In the entries below, the word "explorer" appears on some lines. Copy each of those lines.

━━━━━━━━━━━━━━━━━━━━━━━━━━━━━━

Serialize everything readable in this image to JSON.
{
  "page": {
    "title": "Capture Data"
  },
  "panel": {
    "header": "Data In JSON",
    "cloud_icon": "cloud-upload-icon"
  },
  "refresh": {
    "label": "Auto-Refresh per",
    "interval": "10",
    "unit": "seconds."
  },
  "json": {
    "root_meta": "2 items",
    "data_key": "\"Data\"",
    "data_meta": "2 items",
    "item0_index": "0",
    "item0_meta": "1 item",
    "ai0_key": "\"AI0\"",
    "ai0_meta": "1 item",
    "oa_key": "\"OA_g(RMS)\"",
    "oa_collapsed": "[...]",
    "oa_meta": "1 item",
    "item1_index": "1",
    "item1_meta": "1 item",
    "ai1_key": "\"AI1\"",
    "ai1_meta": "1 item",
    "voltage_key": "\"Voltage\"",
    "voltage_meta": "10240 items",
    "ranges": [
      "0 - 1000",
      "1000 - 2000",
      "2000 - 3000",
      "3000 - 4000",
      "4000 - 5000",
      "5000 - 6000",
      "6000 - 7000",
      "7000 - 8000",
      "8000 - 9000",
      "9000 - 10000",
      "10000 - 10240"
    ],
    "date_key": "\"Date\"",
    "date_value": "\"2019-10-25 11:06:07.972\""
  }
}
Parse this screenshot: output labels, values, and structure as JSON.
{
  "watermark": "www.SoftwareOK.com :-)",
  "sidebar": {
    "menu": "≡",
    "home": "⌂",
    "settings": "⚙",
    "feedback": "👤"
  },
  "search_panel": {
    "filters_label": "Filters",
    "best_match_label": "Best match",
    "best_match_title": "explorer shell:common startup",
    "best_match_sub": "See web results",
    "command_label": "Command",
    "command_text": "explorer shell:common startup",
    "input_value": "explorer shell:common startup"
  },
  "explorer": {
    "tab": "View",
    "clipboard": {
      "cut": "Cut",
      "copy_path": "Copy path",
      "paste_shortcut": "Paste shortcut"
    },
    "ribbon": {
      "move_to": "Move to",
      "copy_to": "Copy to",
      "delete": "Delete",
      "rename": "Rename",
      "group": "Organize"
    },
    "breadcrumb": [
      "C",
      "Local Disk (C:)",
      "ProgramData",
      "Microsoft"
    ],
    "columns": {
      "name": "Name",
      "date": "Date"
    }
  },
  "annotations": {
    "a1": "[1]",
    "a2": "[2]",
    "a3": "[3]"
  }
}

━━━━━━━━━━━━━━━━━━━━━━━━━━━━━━

• **ANSWER SECTION**
    "best_match_title": "explorer shell:common startup",
    "command_text": "explorer shell:common startup",
    "input_value": "explorer shell:common startup"
  "explorer": {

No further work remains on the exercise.